### PROMPT:
Restate the data below word for word. Skip any images it contains.

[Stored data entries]
----

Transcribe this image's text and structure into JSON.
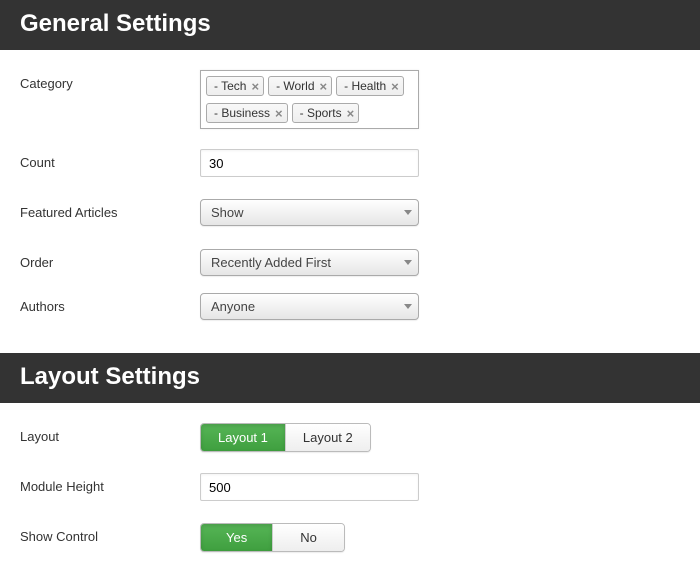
{
  "sections": {
    "general": {
      "title": "General Settings",
      "fields": {
        "category": {
          "label": "Category",
          "tags": [
            "- Tech",
            "- World",
            "- Health",
            "- Business",
            "- Sports"
          ]
        },
        "count": {
          "label": "Count",
          "value": "30"
        },
        "featured": {
          "label": "Featured Articles",
          "value": "Show"
        },
        "order": {
          "label": "Order",
          "value": "Recently Added First"
        },
        "authors": {
          "label": "Authors",
          "value": "Anyone"
        }
      }
    },
    "layout": {
      "title": "Layout Settings",
      "fields": {
        "layout": {
          "label": "Layout",
          "options": [
            "Layout 1",
            "Layout 2"
          ],
          "active": 0
        },
        "moduleHeight": {
          "label": "Module Height",
          "value": "500"
        },
        "showControl": {
          "label": "Show Control",
          "options": [
            "Yes",
            "No"
          ],
          "active": 0
        }
      }
    }
  }
}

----

### YOUR SOLUTION:
Transcribe this image's text and structure into JSON.
{
  "sections": {
    "general": {
      "title": "General Settings",
      "fields": {
        "category": {
          "label": "Category",
          "tags": [
            "- Tech",
            "- World",
            "- Health",
            "- Business",
            "- Sports"
          ]
        },
        "count": {
          "label": "Count",
          "value": "30"
        },
        "featured": {
          "label": "Featured Articles",
          "value": "Show"
        },
        "order": {
          "label": "Order",
          "value": "Recently Added First"
        },
        "authors": {
          "label": "Authors",
          "value": "Anyone"
        }
      }
    },
    "layout": {
      "title": "Layout Settings",
      "fields": {
        "layout": {
          "label": "Layout",
          "options": [
            "Layout 1",
            "Layout 2"
          ],
          "active": 0
        },
        "moduleHeight": {
          "label": "Module Height",
          "value": "500"
        },
        "showControl": {
          "label": "Show Control",
          "options": [
            "Yes",
            "No"
          ],
          "active": 0
        }
      }
    }
  }
}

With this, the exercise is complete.